Are you looking for ways to make writing fun and exciting for your children? Here are some great tips to get you started!
It goes without saying that handwriting an is an important part of our traditional thrust around readiness. While we know that is the case, the answer doesn’t exactly exist in putting kids in a position to sit down and write. Rather, it is the flip side – we need to create environments where kids want to write (in whatever shape or form that writing starts with). Only through experience and encouragement and meaningful, purposeful engagement can we move kids towards that golden ticket of handwriting.
There are so many ways to promote writing in authentic, fun and engaging ways. Here are a some key considerations as you begin to introduce handwriting in your classroom:
1. Create a Literacy Rich Environment
Having a print rich environment and a variety of books available for children to freely explore creates an excitement for reading and writing. There are countless books that get kids excited about the alphabet. Here are a few of our favorites:
Chicka Chicka Boom Boom by Bill Martin Jr.
If Rocks Could Sing by Leslie McGunick
LMNO Peas by Keith Baker
Alphabet Under Construction by Denise Fleming
Dr. Seuss’ ABC’s
2. Build the Foundational Skills Required to Write
Before children can hold a pencil to write, they need to build their dexterity and hand muscles. Pinching clay, exploring play doh, threading, spraying plants with a spray bottle, transferring objects with tongs, using pipettes, are just a few of the many ways to develop fine motor skills in children.
3. Embrace Handwriting as a Multi-sensory Experience
Children can explore building letters with playdoh, tracing letters in a salt tray, with shaving cream, or fingerpaint. You could add letters to the sensory bin filled with water, spaghetti, or rice. You can even take learning outdoors and encourage children to create letters using objects in nature or go on a hunt to find letters in their environment.
4. Encourage Writing through Play
Play truly is the work of the child. Creating a space in your classroom that encourages handwriting through play is a great way to naturally encourage writing. By having an area readily available with envelopes, pencils, paper, card stock, clip boards, crayons, markers, alphabet stamps, and other open ended writing materials, children will be encouraged to explore handwriting when they are interested and ready.
5. Promote Name Recognition/Name Writing
Each child’s name is significant and plays such an important part of their identity in the classroom. You can encourage name recognition by offering name stones during a gentle entry period where children can begin to recognize their name in print. A family identity wall with pictures and names of family members is another great way to build community in the classroom, letting each child know that they are valued. Children might also show an interest in putting their personal stamp on their artwork or adding print to their stories. By following their lead, an interest in writing will continue to flourish.
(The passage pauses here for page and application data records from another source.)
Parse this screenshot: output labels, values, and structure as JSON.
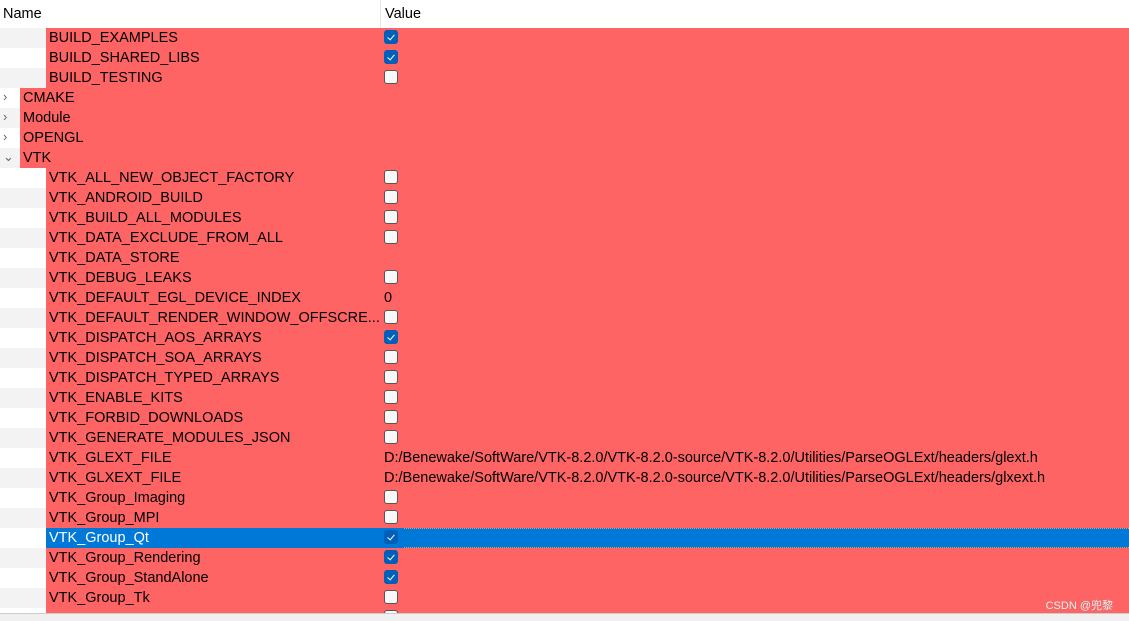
{
  "header": {
    "name": "Name",
    "value": "Value"
  },
  "colors": {
    "changed_row": "#ff6464",
    "selected_row": "#0078d7",
    "checkbox_on": "#005fb8"
  },
  "rows": [
    {
      "name": "BUILD_EXAMPLES",
      "level": 1,
      "type": "bool",
      "checked": true
    },
    {
      "name": "BUILD_SHARED_LIBS",
      "level": 1,
      "type": "bool",
      "checked": true
    },
    {
      "name": "BUILD_TESTING",
      "level": 1,
      "type": "bool",
      "checked": false
    },
    {
      "name": "CMAKE",
      "level": 0,
      "type": "group",
      "expanded": false
    },
    {
      "name": "Module",
      "level": 0,
      "type": "group",
      "expanded": false
    },
    {
      "name": "OPENGL",
      "level": 0,
      "type": "group",
      "expanded": false
    },
    {
      "name": "VTK",
      "level": 0,
      "type": "group",
      "expanded": true
    },
    {
      "name": "VTK_ALL_NEW_OBJECT_FACTORY",
      "level": 1,
      "type": "bool",
      "checked": false
    },
    {
      "name": "VTK_ANDROID_BUILD",
      "level": 1,
      "type": "bool",
      "checked": false
    },
    {
      "name": "VTK_BUILD_ALL_MODULES",
      "level": 1,
      "type": "bool",
      "checked": false
    },
    {
      "name": "VTK_DATA_EXCLUDE_FROM_ALL",
      "level": 1,
      "type": "bool",
      "checked": false
    },
    {
      "name": "VTK_DATA_STORE",
      "level": 1,
      "type": "text",
      "value": ""
    },
    {
      "name": "VTK_DEBUG_LEAKS",
      "level": 1,
      "type": "bool",
      "checked": false
    },
    {
      "name": "VTK_DEFAULT_EGL_DEVICE_INDEX",
      "level": 1,
      "type": "text",
      "value": "0"
    },
    {
      "name": "VTK_DEFAULT_RENDER_WINDOW_OFFSCRE...",
      "level": 1,
      "type": "bool",
      "checked": false
    },
    {
      "name": "VTK_DISPATCH_AOS_ARRAYS",
      "level": 1,
      "type": "bool",
      "checked": true
    },
    {
      "name": "VTK_DISPATCH_SOA_ARRAYS",
      "level": 1,
      "type": "bool",
      "checked": false
    },
    {
      "name": "VTK_DISPATCH_TYPED_ARRAYS",
      "level": 1,
      "type": "bool",
      "checked": false
    },
    {
      "name": "VTK_ENABLE_KITS",
      "level": 1,
      "type": "bool",
      "checked": false
    },
    {
      "name": "VTK_FORBID_DOWNLOADS",
      "level": 1,
      "type": "bool",
      "checked": false
    },
    {
      "name": "VTK_GENERATE_MODULES_JSON",
      "level": 1,
      "type": "bool",
      "checked": false
    },
    {
      "name": "VTK_GLEXT_FILE",
      "level": 1,
      "type": "text",
      "value": "D:/Benewake/SoftWare/VTK-8.2.0/VTK-8.2.0-source/VTK-8.2.0/Utilities/ParseOGLExt/headers/glext.h"
    },
    {
      "name": "VTK_GLXEXT_FILE",
      "level": 1,
      "type": "text",
      "value": "D:/Benewake/SoftWare/VTK-8.2.0/VTK-8.2.0-source/VTK-8.2.0/Utilities/ParseOGLExt/headers/glxext.h"
    },
    {
      "name": "VTK_Group_Imaging",
      "level": 1,
      "type": "bool",
      "checked": false
    },
    {
      "name": "VTK_Group_MPI",
      "level": 1,
      "type": "bool",
      "checked": false
    },
    {
      "name": "VTK_Group_Qt",
      "level": 1,
      "type": "bool",
      "checked": true,
      "selected": true
    },
    {
      "name": "VTK_Group_Rendering",
      "level": 1,
      "type": "bool",
      "checked": true
    },
    {
      "name": "VTK_Group_StandAlone",
      "level": 1,
      "type": "bool",
      "checked": true
    },
    {
      "name": "VTK_Group_Tk",
      "level": 1,
      "type": "bool",
      "checked": false
    },
    {
      "name": "",
      "level": 1,
      "type": "bool",
      "checked": false
    }
  ],
  "watermark": "CSDN @兜黎"
}
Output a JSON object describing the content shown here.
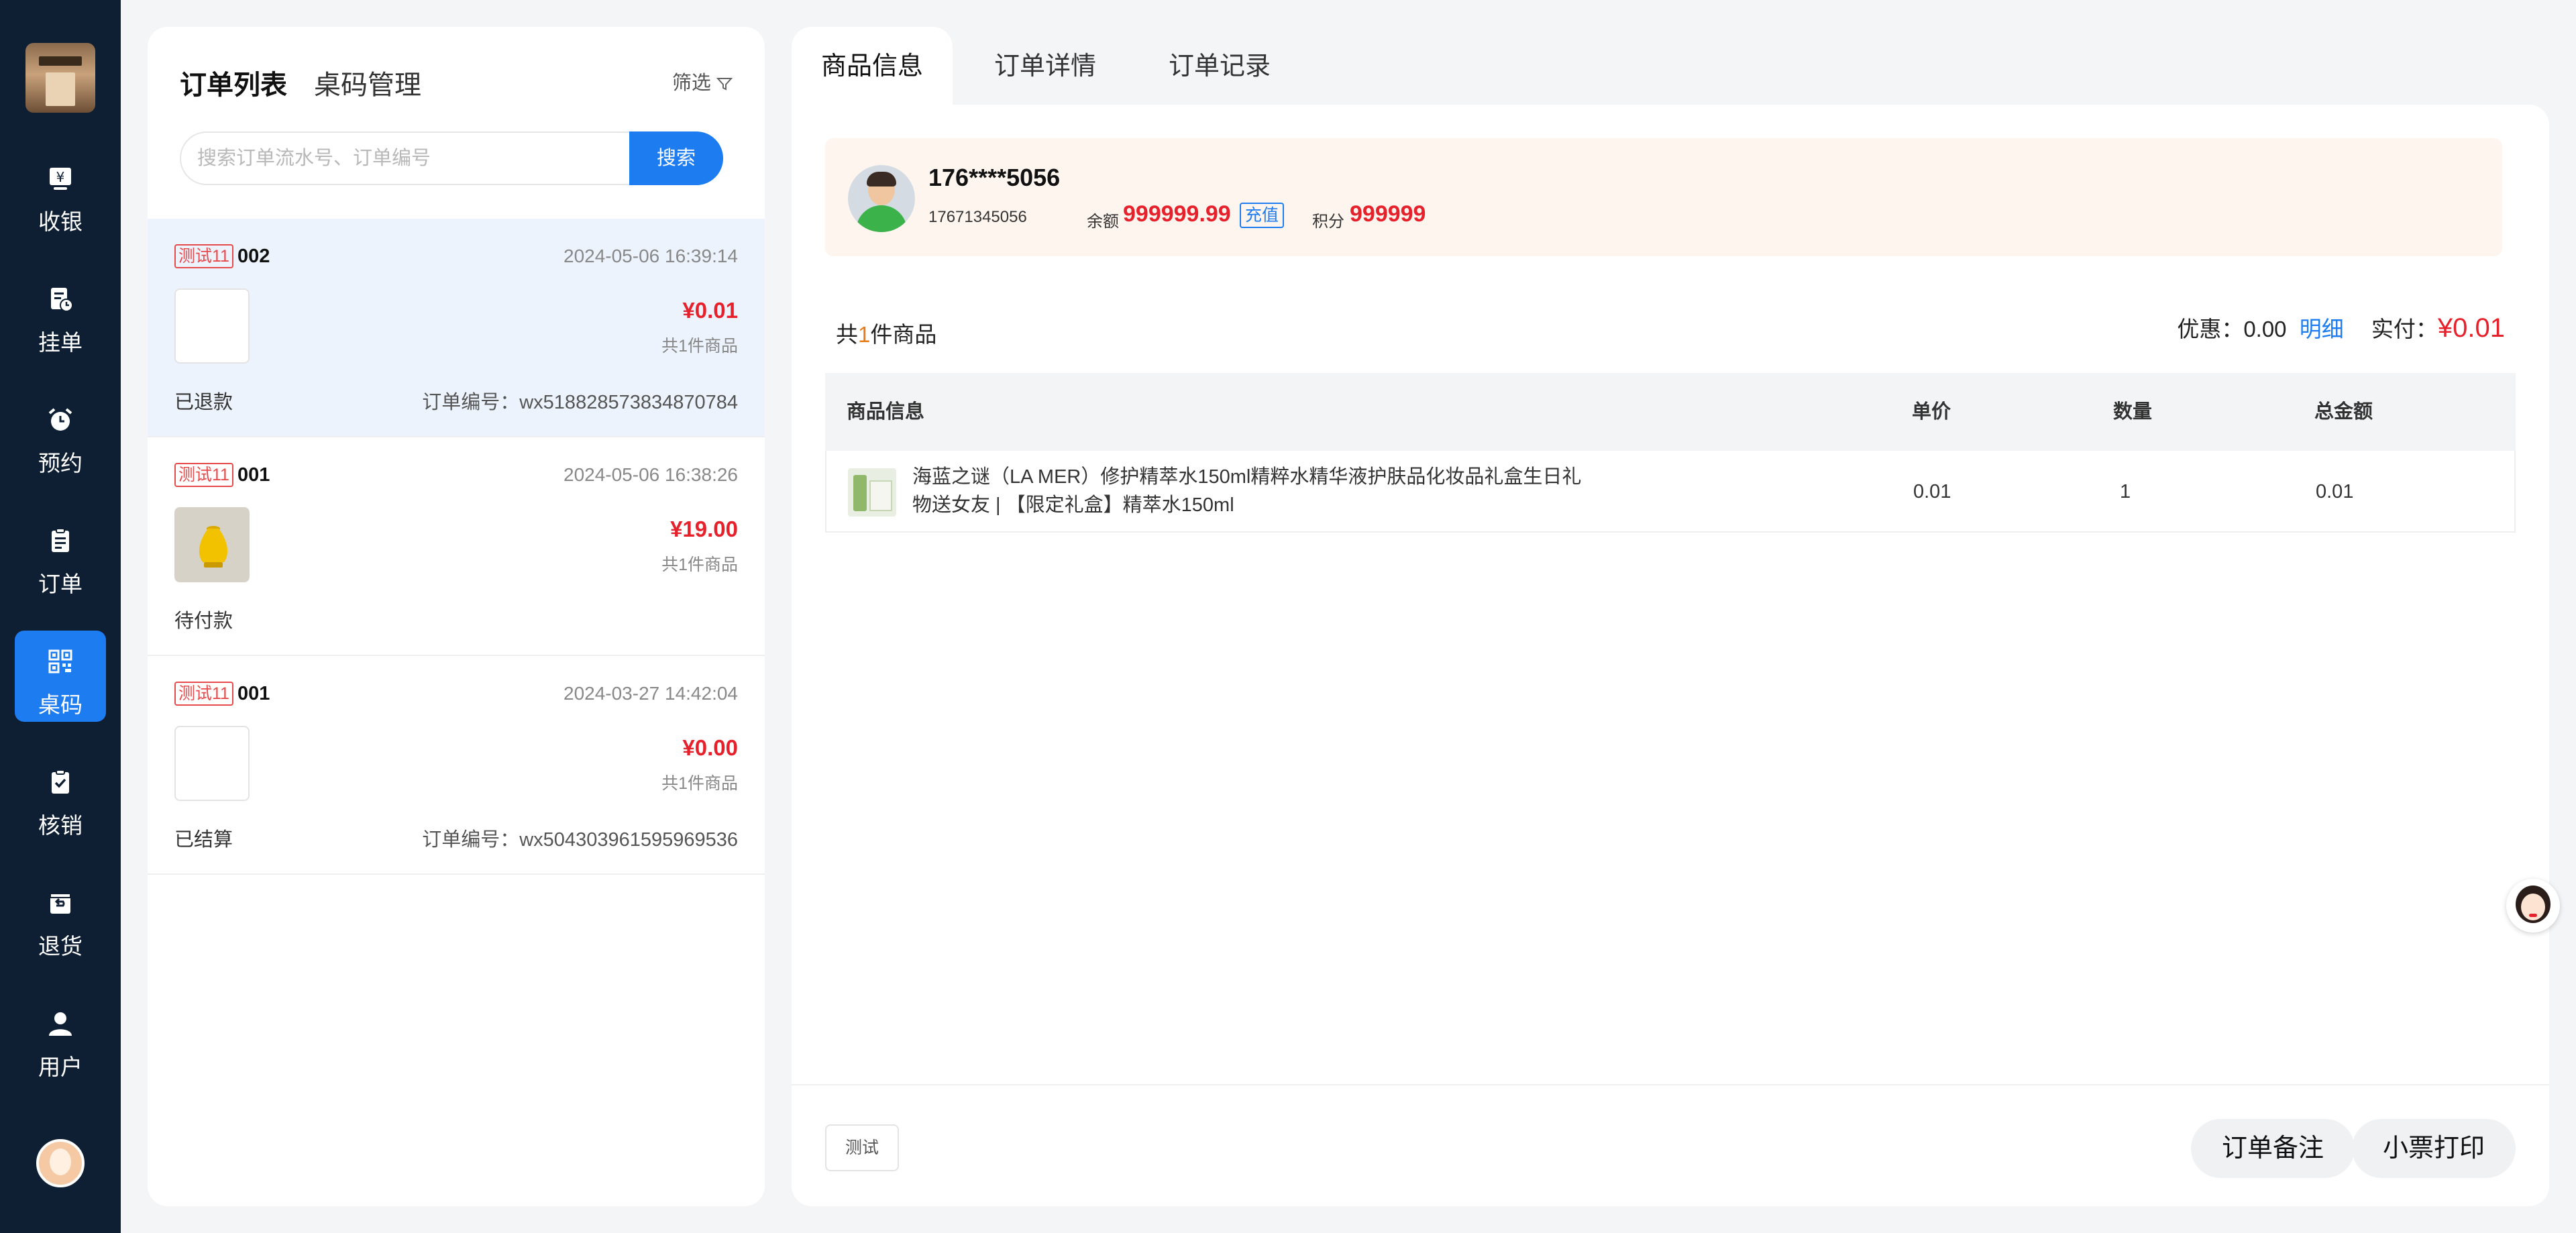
{
  "colors": {
    "accent": "#1c7cf0",
    "price": "#e6212b",
    "nav_bg": "#0f1f33",
    "member_bg": "#fff5ef"
  },
  "nav": {
    "items": [
      {
        "label": "收银",
        "icon": "cashier-yen-icon"
      },
      {
        "label": "挂单",
        "icon": "pending-order-icon"
      },
      {
        "label": "预约",
        "icon": "alarm-clock-icon"
      },
      {
        "label": "订单",
        "icon": "order-clipboard-icon"
      },
      {
        "label": "桌码",
        "icon": "qr-code-icon"
      },
      {
        "label": "核销",
        "icon": "verify-clipboard-icon"
      },
      {
        "label": "退货",
        "icon": "return-icon"
      },
      {
        "label": "用户",
        "icon": "user-icon"
      }
    ],
    "active": "桌码"
  },
  "left_panel": {
    "tab_orders": "订单列表",
    "tab_table": "桌码管理",
    "filter_label": "筛选",
    "search_placeholder": "搜索订单流水号、订单编号",
    "search_button": "搜索",
    "orders": [
      {
        "tag": "测试11",
        "num": "002",
        "time": "2024-05-06 16:39:14",
        "price": "¥0.01",
        "count": "共1件商品",
        "status": "已退款",
        "order_no": "订单编号：wx518828573834870784"
      },
      {
        "tag": "测试11",
        "num": "001",
        "time": "2024-05-06 16:38:26",
        "price": "¥19.00",
        "count": "共1件商品",
        "status": "待付款",
        "order_no": ""
      },
      {
        "tag": "测试11",
        "num": "001",
        "time": "2024-03-27 14:42:04",
        "price": "¥0.00",
        "count": "共1件商品",
        "status": "已结算",
        "order_no": "订单编号：wx504303961595969536"
      }
    ]
  },
  "right_panel": {
    "tabs": [
      "商品信息",
      "订单详情",
      "订单记录"
    ],
    "member": {
      "masked_phone": "176****5056",
      "phone": "17671345056",
      "balance_label": "余额",
      "balance": "999999.99",
      "recharge": "充值",
      "points_label": "积分",
      "points": "999999"
    },
    "summary": {
      "prefix": "共",
      "count": "1",
      "suffix": "件商品",
      "discount_label": "优惠：",
      "discount": "0.00",
      "detail": "明细",
      "paid_label": "实付：",
      "paid": "¥0.01"
    },
    "table": {
      "headers": [
        "商品信息",
        "单价",
        "数量",
        "总金额"
      ],
      "rows": [
        {
          "name": "海蓝之谜（LA MER）修护精萃水150ml精粹水精华液护肤品化妆品礼盒生日礼物送女友 | 【限定礼盒】精萃水150ml",
          "unit_price": "0.01",
          "qty": "1",
          "total": "0.01"
        }
      ]
    },
    "footer": {
      "note_tag": "测试",
      "btn_remark": "订单备注",
      "btn_print": "小票打印"
    }
  }
}
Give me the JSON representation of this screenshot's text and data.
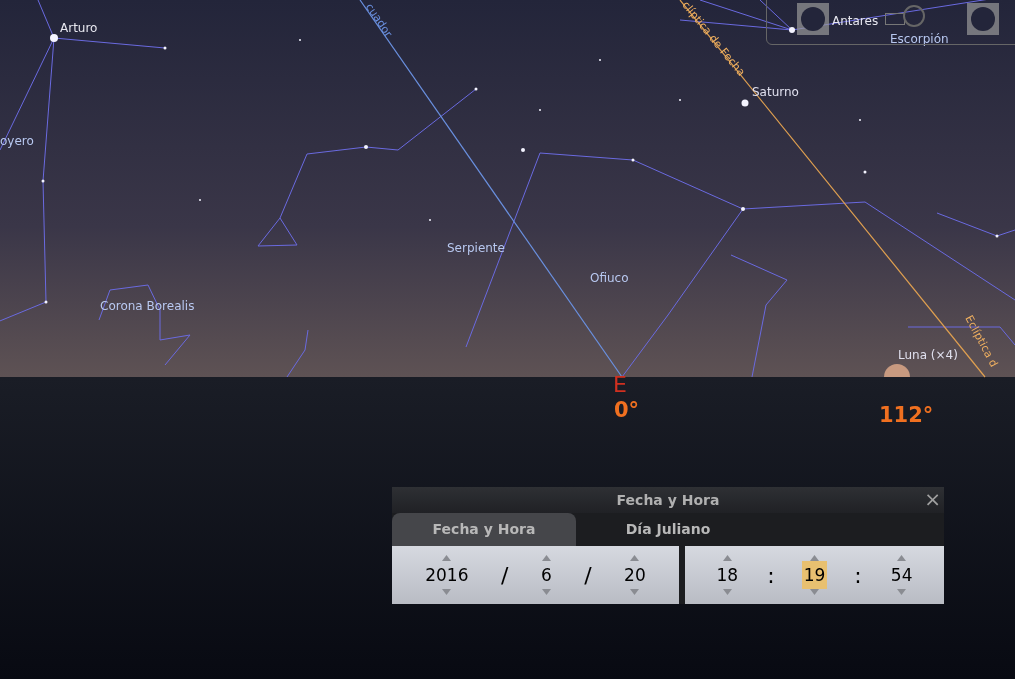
{
  "sky": {
    "labels": [
      {
        "text": "Arturo",
        "kind": "star"
      },
      {
        "text": "oyero",
        "kind": "constellation"
      },
      {
        "text": "cuador",
        "kind": "equator"
      },
      {
        "text": "clíptica de Fecha",
        "kind": "ecliptic"
      },
      {
        "text": "Saturno",
        "kind": "planet"
      },
      {
        "text": "Serpiente",
        "kind": "constellation"
      },
      {
        "text": "Ofiuco",
        "kind": "constellation"
      },
      {
        "text": "Corona Borealis",
        "kind": "constellation"
      },
      {
        "text": "Eclíptica d",
        "kind": "ecliptic"
      },
      {
        "text": "Luna (×4)",
        "kind": "planet"
      },
      {
        "text": "Antares",
        "kind": "star"
      },
      {
        "text": "Escorpión",
        "kind": "constellation"
      }
    ],
    "cardinal": "E",
    "azimuths": [
      "0°",
      "112°"
    ]
  },
  "dialog": {
    "title": "Fecha y Hora",
    "close": "×",
    "tabs": [
      {
        "label": "Fecha y Hora",
        "selected": true
      },
      {
        "label": "Día Juliano",
        "selected": false
      }
    ],
    "date": [
      {
        "kind": "field",
        "value": "2016",
        "selected": false
      },
      {
        "kind": "separator",
        "value": "/"
      },
      {
        "kind": "field",
        "value": "6",
        "selected": false
      },
      {
        "kind": "separator",
        "value": "/"
      },
      {
        "kind": "field",
        "value": "20",
        "selected": false
      }
    ],
    "time": [
      {
        "kind": "field",
        "value": "18",
        "selected": false
      },
      {
        "kind": "separator",
        "value": ":"
      },
      {
        "kind": "field",
        "value": "19",
        "selected": true
      },
      {
        "kind": "separator",
        "value": ":"
      },
      {
        "kind": "field",
        "value": "54",
        "selected": false
      }
    ]
  }
}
Most importantly, keep it fun and know that writing does not have to be in the form of a worksheet. Many worksheets are not developmentally appropriate or engaging for children. We would love to hear the ways that you are creating an excitement for writing in your classroom environment!